filmed in South Africa here’s a drop-dead gorgeous environment with what appears to be a very healthy and eager population of rainbow trout. the stuff that dreams are made of…

this one’s a real gem, enjoy !

for regular news and all sorts of other South African fly fishing goodies be sure to check out and subscribe to Tom Sutcliffe’s site The Spirit of Fly Fishing

going down deep

where most anglers would walk on by.

here’s a little excerpt from the video’s page, underlined is the interesting part for us fly fishers-
“The snow is melting in the high mountains, flooding the lower rivers. The lowest, clearest water lies in the upper river tributaries. This pool is usually a bit easier to swim in low water, but today powerful rapids create a vortex of currents. Beneath the churning rapids lies a surprise- 15 feet of deep calm water.” where the fishes are !

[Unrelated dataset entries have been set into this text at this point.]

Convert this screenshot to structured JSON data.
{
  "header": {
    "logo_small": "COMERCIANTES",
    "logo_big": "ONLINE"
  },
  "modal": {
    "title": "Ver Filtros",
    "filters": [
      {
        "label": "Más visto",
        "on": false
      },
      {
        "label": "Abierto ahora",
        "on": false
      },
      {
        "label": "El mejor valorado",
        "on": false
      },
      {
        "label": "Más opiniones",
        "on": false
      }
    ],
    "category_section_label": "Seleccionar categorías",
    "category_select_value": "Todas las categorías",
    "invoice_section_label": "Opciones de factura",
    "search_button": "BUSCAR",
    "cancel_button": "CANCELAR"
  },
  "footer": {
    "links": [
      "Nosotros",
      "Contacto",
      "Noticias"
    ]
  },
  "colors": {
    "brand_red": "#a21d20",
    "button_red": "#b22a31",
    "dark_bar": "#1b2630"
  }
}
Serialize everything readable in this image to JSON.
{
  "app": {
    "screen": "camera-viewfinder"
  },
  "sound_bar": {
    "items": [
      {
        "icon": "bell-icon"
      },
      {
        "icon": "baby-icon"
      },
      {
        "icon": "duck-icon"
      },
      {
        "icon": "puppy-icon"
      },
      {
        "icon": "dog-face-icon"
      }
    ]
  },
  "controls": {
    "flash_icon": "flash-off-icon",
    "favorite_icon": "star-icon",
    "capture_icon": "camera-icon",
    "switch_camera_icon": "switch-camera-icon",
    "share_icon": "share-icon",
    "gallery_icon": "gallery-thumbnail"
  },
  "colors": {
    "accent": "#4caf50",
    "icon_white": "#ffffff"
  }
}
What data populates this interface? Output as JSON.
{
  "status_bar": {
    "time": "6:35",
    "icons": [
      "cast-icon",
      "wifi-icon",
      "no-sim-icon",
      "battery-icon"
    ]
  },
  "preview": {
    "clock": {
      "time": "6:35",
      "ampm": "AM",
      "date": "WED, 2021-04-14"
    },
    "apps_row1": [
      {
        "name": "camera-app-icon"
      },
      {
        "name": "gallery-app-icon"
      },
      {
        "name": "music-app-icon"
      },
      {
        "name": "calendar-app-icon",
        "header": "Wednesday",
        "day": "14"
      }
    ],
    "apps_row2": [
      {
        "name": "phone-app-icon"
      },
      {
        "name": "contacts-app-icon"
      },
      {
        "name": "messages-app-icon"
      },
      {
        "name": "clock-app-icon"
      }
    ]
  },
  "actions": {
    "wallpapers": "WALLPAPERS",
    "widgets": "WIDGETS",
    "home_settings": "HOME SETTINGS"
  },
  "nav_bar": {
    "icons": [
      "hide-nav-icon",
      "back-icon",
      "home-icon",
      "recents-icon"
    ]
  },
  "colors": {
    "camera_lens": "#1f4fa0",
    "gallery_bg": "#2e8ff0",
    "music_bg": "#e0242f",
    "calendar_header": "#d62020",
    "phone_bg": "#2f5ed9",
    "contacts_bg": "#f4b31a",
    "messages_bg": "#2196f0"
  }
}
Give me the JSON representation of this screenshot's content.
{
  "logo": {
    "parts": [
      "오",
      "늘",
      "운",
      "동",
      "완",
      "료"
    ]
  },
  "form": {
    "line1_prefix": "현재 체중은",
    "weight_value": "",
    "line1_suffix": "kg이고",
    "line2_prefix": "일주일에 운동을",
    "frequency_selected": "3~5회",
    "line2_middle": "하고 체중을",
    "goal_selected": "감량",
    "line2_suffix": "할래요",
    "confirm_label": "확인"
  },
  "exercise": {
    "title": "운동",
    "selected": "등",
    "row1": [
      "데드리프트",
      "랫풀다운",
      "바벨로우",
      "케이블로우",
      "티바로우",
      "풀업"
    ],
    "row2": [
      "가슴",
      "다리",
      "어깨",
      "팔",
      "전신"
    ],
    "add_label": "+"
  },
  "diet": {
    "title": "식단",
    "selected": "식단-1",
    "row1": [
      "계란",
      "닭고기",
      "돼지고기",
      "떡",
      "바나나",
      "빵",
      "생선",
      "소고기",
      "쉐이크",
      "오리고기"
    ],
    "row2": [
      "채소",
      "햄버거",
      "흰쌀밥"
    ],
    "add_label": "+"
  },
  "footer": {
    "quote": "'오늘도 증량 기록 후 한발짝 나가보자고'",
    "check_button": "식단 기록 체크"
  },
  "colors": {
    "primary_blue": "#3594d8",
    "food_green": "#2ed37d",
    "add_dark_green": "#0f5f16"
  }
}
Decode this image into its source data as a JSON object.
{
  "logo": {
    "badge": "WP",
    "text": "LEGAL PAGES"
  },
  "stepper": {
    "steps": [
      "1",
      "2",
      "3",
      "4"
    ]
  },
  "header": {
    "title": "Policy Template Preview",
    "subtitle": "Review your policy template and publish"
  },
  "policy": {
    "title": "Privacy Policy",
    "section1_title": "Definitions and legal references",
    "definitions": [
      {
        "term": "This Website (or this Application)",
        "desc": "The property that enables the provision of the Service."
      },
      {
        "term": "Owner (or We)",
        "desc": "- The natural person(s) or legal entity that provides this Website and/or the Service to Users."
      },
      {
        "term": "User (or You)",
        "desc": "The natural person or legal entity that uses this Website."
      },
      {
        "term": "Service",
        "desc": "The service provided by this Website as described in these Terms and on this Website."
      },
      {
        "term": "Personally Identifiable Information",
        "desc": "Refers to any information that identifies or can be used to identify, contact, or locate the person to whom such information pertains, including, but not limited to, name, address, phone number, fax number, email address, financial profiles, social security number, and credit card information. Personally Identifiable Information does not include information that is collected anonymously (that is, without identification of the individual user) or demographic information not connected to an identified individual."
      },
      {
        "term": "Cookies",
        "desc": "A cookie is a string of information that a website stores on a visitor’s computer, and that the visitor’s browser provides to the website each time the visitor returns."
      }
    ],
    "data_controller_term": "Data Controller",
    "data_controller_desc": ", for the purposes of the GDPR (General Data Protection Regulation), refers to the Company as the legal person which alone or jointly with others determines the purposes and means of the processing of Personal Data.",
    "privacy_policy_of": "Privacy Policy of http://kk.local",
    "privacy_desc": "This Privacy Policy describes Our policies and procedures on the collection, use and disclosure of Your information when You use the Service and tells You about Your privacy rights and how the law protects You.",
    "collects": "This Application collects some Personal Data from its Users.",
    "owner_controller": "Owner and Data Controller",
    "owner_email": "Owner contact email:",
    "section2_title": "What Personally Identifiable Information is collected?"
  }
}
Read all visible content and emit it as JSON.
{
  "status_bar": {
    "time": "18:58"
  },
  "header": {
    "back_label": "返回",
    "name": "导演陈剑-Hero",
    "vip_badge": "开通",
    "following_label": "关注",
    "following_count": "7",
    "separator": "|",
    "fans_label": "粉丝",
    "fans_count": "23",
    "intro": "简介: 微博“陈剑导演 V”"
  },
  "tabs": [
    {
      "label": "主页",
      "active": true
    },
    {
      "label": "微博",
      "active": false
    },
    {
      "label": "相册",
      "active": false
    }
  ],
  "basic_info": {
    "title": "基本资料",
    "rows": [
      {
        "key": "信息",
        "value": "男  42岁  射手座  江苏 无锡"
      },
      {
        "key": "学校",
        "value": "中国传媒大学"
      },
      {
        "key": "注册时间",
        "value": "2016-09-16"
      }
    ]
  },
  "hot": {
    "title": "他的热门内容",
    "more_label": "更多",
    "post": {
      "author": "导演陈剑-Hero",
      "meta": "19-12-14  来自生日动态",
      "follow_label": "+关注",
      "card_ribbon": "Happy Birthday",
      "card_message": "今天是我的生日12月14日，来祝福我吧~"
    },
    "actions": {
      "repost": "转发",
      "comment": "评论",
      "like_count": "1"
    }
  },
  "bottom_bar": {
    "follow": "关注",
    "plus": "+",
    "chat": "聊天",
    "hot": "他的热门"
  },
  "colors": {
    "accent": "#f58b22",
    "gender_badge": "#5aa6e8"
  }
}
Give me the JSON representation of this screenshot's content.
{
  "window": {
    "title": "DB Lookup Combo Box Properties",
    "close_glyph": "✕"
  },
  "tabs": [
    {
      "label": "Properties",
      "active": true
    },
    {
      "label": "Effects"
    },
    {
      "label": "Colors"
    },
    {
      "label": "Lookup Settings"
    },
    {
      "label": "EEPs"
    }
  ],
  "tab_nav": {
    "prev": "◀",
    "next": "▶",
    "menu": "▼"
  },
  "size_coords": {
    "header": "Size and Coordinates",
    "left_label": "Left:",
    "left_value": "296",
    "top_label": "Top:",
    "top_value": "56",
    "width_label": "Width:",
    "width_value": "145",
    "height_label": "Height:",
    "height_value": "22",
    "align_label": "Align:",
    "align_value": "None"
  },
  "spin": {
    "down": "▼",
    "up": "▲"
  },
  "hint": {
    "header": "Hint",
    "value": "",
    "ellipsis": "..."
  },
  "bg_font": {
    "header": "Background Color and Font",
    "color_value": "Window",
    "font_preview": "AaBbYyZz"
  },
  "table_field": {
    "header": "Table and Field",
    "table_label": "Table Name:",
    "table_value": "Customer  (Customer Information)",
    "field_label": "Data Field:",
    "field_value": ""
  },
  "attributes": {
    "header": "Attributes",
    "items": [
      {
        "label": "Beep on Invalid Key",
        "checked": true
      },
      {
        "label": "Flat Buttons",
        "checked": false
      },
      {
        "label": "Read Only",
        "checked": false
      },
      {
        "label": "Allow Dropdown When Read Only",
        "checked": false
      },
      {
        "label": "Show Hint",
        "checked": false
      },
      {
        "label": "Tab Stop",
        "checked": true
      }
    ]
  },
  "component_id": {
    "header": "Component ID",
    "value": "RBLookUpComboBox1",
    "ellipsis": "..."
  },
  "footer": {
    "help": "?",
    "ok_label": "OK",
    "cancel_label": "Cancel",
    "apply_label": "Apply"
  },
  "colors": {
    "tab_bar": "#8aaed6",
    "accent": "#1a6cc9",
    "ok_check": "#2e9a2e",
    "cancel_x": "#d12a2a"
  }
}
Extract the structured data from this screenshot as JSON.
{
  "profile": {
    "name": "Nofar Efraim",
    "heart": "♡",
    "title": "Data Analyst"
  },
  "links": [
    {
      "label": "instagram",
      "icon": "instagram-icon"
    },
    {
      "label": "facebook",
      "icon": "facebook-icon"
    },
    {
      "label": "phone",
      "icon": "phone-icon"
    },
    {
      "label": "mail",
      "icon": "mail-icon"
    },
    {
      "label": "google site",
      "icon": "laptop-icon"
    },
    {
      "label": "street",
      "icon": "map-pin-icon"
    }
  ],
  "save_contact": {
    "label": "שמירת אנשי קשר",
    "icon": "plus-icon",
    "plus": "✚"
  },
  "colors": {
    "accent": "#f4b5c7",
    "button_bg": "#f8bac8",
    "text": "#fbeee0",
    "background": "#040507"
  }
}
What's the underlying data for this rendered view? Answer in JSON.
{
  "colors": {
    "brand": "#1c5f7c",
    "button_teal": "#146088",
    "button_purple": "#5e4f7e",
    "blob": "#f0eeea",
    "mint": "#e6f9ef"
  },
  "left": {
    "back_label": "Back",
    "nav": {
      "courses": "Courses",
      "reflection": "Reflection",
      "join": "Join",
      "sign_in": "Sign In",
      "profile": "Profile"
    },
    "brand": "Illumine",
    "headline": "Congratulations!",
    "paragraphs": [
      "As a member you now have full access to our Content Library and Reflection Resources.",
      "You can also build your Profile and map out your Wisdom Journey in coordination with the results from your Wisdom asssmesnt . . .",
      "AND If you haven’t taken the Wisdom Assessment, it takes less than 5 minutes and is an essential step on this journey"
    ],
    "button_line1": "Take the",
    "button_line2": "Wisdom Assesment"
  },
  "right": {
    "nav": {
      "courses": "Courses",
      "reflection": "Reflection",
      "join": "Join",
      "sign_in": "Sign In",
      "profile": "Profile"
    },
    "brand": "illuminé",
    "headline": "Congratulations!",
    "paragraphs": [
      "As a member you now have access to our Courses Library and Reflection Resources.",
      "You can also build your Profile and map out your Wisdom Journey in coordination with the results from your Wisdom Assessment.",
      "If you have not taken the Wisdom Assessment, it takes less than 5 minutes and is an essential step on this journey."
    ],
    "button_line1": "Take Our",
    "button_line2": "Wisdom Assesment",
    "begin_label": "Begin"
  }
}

now, getting our flies down to 15 feet in fast water isn’t the easiest thing to do (and in most cases impossible given the short drift times and adding that the faster water above is pulling the line/leader downstream, etc, ) but, these calm and fish-holding zones aren’t always that deep. sometimes it’s just a few feet and that’s very feasible.
how ? by dumping heavy/hydrodynamic flies (sleek and slender, nothing bushy !) into the very base of the waterfall using CNT ‘contemporary nymphing techniques’ (i’m trying not to use the term euronymphing… ) and letting the falling water push those big-heavy-nasty flies down deep where the fish are holding up in the slower waters waiting for just that:
food being pushed down to them.
finding the right approach position is crucial here or we can’t keep contact with the flies. it can be from upstream or usually to the side of the deep zone but for once we have an easy job discretion-wise as there’s a lot of bubbles, debris and stuff obstructing the fishes view. i wouldn’t go stomping the ground or rocks but it’s a safe bet they won’t hear us or detect unnatural vibrations either given all the ruckus created by the falls.

we’ll notice in the video all the smaller, curious and oh-so cute trouties hanging out by the diver but rest assured that the bigger dominant fish scuttled off before being filmed. these zones are prime holding areas for the bigguns because its a perfect place to eat in peace and stay away from predators.

another treat from River Snorkel i hope you’ll enjoy.